Rejection is not a sign that you’re bad at sales, it’s a sign that you’re in sales. There is no product or service on Earth that everyone is immediately willing and able to purchase. Furthermore, many customers make buying decisions based on uncontrollable factors such as mood, individual preference, and immediacy of need. As a result, many interactions will end in success while many will end in failure. These opposing outcomes are two sides of the same coin and cannot exist without each other. If you are in a business in which you've never been rejected, you are not in sales. If you are in a business in which every person has said “no,” you are either not in sales or shouldn't be. Expect rejection and expect it often.
Rejection is a great coach. Each and every rejection provides insight into the purchasing decisions of your target market and, more importantly, insight into how they view your offering. Thus, rejection will teach you how you can improve your product, service, or pitch in order to gain additional market share. While a thorough self-evaluation may be able to provide this valuable information, I prefer a much more direct approach. If I have the courage to ask for someone’s business and they have the courage to say no, why not also have the courage to ask why not? Their feedback will either uncover a resolvable miscommunication or help you avoid a similar obstacle with your next potential customer.
Rejection, like many fears, becomes less threatening through experience. Have you ever seen that guy at a bar who shamelessly tries to pick up woman after woman yet never seems to get discouraged no matter how many times he gets laughed at or slapped? That, my friends, is a man who has seen enough rejection over his life to no longer fear it. By no means am I suggesting ever becoming that guy, but he shows us that facing a typical fear enough times can remove the fear completely. An anthophobe ought to become less afraid of flowers through a positive experience in a meadow. A pogonophobe ought to become less afraid of beards through a positive experience with a bearded man. Similarly, a rejectophobe ought to become less afraid of rejection by hearing “no” and living to tell the story.
Good salespeople are those who have learned that rejection is normal, potentially beneficial, and have conquered their fear through experience. Poor salespeople are either those who avoid it altogether or are unable to learn from it. So, can you handle rejection?
So, can you sell?
While my wife and I were still dating, I confessed to her that I couldn't cook. She just smiled and said “Sure you can. You just haven’t learned how to yet.” Sales works the same way. It is a skill that can be learned and developed over time. It is not a trait passed down from one generation to the next but an ability that improves through practice.
At its core, sales is simply the ability to explain the logic and/or benefits of a specific decision. I believe that anyone can do that. Therefore, I believe that anyone can sell. The better question is whether or not you should pursue it as a career for which I would ask three questions in return…

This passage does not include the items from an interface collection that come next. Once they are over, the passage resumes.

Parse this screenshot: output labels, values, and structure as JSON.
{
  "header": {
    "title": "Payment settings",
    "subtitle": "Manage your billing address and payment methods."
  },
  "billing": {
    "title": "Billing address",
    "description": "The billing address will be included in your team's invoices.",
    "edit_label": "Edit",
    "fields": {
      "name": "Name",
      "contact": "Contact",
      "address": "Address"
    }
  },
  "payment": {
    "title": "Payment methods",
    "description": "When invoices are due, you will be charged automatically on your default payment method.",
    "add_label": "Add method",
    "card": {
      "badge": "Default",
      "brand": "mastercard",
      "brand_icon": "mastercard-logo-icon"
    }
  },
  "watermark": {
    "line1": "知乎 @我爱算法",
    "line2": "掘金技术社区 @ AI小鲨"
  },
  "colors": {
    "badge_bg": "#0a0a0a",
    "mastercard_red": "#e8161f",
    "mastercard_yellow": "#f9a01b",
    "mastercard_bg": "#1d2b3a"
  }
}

Are you likeable?
Are you ready to work hard?
Can you deal with rejection?
If you can answer each of these with an honest “yes,” then you can sell. After all, if a rat can become great, you can too.